“You have no idea what you’re talking about, do you?” He’s at it again. With five minutes of the gallery tour left, his voice still sounds from the rear of the twenty-plus group: soft enough for the old ladies in front not to hear, but insistent enough that I wait for his intake of breath before he speaks, and wince.
Morgana Malone is a force. We see that from this opening chapter. We also see that she’s a bit needy and determined to do something about it. Today, she’s guiding a gaggle of grannies through an art museum, Continue reading
And on the 24th, we read “People Skills” by Teresa Burns Gunther.
I can hear Stella halfway down the block. As soon as my key’s in the lock she’s at the door. Stella’s long legged and sleek. All I want to do is rip off my suit and dive into a cold drink – it’s been a shitty day. I didn’t get my raise; my boss says I need to work on my people skills. He’ll find any excuse. Last time it was presentation skills. What next? Better Post-it note placement?
And there you have it, that sardonic tone that characterizes this very entertaining opening chapter. Rachel’s acid tongue honesty runs rampant here, and it’s Continue reading
Our 23rd installment is “I was a fool yesterday” by Darryl Price.
I was a fool yesterday. I’m still a fool today. I can feel it in my bones. Sleep did nothing to dampen this sensation in me. Does this feel good? I’m not really so sure. Yesterday it felt like I had discovered something so right that it just might change the world as we know it.
Love, lust, longing. These emotions form the heart of this stream-of-consciousness story in which the unnamed narrator pulls us into the experience of falling in love, or, precisely having fallen in love.
…sometimes we are very simply confronted out of the Continue reading
Wednesday sucks, unless you’re reading “A New Ned” by Margaret Bingel. Which we are today.

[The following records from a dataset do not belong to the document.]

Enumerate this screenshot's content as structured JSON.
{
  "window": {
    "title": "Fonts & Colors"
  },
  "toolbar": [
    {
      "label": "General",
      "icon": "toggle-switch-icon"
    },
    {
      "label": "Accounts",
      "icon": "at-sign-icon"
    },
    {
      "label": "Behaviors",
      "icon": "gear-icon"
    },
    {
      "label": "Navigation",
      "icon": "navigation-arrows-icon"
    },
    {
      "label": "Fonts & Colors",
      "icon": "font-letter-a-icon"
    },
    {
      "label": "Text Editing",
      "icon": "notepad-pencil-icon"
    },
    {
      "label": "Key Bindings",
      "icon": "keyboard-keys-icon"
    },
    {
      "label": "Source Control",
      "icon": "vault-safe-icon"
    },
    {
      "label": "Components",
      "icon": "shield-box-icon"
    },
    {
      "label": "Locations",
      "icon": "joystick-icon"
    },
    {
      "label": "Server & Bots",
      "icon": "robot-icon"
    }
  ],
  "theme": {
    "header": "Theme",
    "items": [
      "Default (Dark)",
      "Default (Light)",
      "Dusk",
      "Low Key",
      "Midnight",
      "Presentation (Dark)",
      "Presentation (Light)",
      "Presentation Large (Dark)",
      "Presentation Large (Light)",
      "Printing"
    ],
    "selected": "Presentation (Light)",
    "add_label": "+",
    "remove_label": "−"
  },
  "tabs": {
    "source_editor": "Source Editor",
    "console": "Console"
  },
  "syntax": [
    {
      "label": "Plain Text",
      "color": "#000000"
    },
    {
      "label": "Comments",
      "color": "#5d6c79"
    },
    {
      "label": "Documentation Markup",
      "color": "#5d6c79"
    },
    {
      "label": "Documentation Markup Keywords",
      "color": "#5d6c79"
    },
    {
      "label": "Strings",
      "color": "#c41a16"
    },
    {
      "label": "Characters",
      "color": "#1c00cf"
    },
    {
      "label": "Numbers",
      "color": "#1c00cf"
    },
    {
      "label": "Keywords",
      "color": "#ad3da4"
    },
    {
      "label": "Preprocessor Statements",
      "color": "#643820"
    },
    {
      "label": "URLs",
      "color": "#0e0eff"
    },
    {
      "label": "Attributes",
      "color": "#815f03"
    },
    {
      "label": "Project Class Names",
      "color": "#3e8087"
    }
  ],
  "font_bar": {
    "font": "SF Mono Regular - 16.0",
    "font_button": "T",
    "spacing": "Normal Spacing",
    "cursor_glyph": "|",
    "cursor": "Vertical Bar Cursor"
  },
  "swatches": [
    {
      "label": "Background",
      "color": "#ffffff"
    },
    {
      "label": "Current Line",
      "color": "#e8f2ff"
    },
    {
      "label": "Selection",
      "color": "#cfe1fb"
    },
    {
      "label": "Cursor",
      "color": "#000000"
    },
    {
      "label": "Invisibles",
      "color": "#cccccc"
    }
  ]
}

Wednesdays are the worst. Ned wrote this in bold, angry letters across his new calendar, barely used, just opened three weeks ago when he remembered that January is technically a brand-new month, and with it, you open your brand-new calendar and hang it on the wall.
There’s a very nice tension in this piece. One gets the sense that Ned is on the verge of doing something very, very bad. When a beagle calendar makes you think of the unbearability of life, you have serious issues. And then there’s this:
… he sits down at the table to Continue reading
The 21st day of the month brings “Thorns” by Mandy Nicol.
The screen door twangs shut behind me and a dozen flies. I heave the shopping bags into the kitchen. Put the milk, meat and marge in the fridge and leave the rest on the bench, including the fourteen cans of dog food for Peregrine. Mum watches from the dining room.
This is a teaser of an opening chapter. A very nice introduction to Nadia (our viewpoint character) and her Mum, who seems quite aware of her surroundings but perhaps intentionally unaware of the family situation. Nadia seems to be the caretaker, and quite competent and likeable, but one senses the stories may Continue reading